The quickest way to reverse the recent slide in AMC Entertainment Holdings (AMC) stock could be as simple as getting people back to movie theaters. Sony's Venom: Let There Be Carnage was the top draw at the local multiplex over the weekend, and it rocked in a material way.
The sequel to 2018's Venom reboot -- technically a property of Walt Disney's Marvel, but put out by Sony's studio -- raked in $90.1 million in domestic ticket sales over the weekend. It's the largest three-day opening of the pandemic era. It's also the second-highest opening ever for an October debut. Only 2019's Joker, which rang up $96.2 million at the box office for its premiere, has fared better in October.
The young month is only going to get better for the industry, and that's great news for AMC and its rivals. AMC could use the boost. At its intraday low last Thursday -- just hours before Venom hit screens -- the stock had surrendered more than half of its early June peak.
And the hits keep on coming
Venom's sequel is a hit. The tentpole releases were few and far between this summer. It's telling that the last multiplex hit -- Disney's Shang-Chi and the Legend of the Ten Rings -- was the top draw in each of the four previous weekends. Shang-Chi is a theatrical success, of course. It's the only movie to sell more than $200 million in tickets domestically this year. However, its weekly reign at the top until now has come largely from a lack of competition.

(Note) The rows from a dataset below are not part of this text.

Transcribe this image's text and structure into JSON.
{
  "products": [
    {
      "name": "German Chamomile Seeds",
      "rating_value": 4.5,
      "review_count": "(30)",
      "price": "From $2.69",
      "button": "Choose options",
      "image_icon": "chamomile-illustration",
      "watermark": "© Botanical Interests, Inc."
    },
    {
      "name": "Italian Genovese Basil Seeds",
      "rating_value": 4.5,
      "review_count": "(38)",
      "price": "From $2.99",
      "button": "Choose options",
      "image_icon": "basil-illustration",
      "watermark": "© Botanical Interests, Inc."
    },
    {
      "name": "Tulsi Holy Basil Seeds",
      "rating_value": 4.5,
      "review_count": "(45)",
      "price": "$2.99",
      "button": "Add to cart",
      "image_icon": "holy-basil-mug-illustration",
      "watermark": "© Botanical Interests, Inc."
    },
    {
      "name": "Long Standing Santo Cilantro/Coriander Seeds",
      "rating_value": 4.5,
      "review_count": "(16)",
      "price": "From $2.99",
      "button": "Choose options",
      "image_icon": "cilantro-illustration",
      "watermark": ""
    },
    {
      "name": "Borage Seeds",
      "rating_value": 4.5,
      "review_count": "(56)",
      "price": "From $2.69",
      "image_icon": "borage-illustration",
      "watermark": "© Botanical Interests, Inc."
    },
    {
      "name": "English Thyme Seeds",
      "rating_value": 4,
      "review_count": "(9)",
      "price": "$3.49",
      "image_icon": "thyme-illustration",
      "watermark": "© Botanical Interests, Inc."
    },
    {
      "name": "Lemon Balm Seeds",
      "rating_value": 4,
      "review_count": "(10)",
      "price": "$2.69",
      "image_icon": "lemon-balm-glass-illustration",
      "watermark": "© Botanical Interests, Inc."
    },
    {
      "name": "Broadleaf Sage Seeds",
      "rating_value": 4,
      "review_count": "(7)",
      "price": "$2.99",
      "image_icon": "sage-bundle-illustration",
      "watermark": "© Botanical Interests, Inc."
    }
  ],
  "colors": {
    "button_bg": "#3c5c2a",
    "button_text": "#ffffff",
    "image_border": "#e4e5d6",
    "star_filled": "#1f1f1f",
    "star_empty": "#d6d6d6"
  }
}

Studios have been pushing out their biggest films later into the calendar, trying to time their releases to the end of COVID-19 transmission concerns in enclosed movie theaters. We may not be there just yet, but Hollywood has finally run out of patience. Venom: Let There Be Carnage broke the post-pandemic record for a three-day opening weekend, but it will be dethroned as the top draw in North America this weekend. James Bond's No Time to Die will be the big winner when it premieres later this week.
We're going to get a healthier slate through the next three months culminating in the holiday season, a far cry from the summer where the highly anticipated debutantes were few and far between. It's just what AMC needs.

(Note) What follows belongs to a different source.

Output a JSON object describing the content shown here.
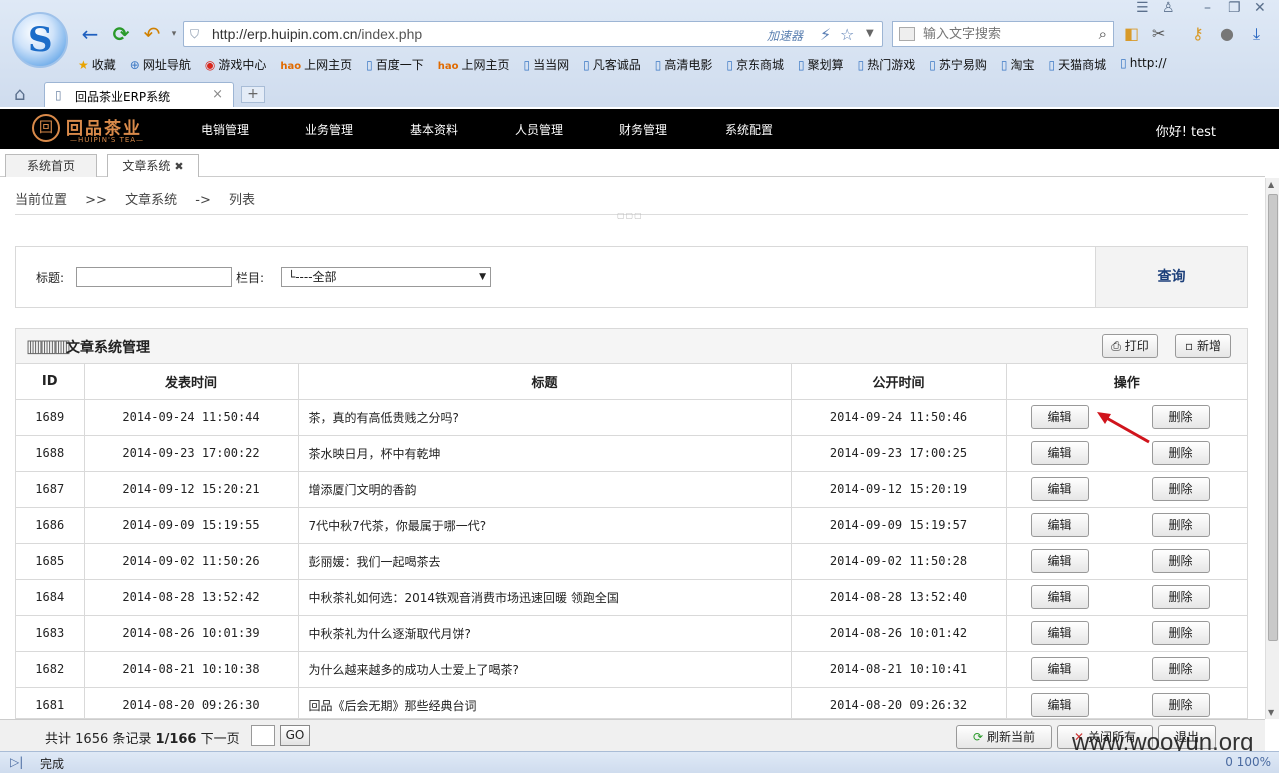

Valuation concerns are legit. Even after shedding a lot of its gains since topping briefly $70 in June, the stock continues to be at the top of this year's biggest winners among large-cap stocks. Its share count has expanded roughly fivefold over the past year. However, bears arguing that the rough landing for box office receipts in September after Shang-Chi initially shattered Labor Day records more than four weeks ago are missing the point. There wasn't any marquee content to push Shang-Chi out of the largest or premium screens at your corner multiplex. The cadence is about to pick up in a way that will be refreshing for exhibitors.
Momentum has been justifiably lumpy this summer, but the headline risks now turn to face the bears. It remains to be seen if consumers coming back to movie theaters is a trend that will stick for sustainable recovery, but it's going to be a very strong fourth quarter for movie theater stocks. The one-two punch of Venom and Bond this weekend is going to fill up movie theaters, giving the surviving players their best showing since 2019.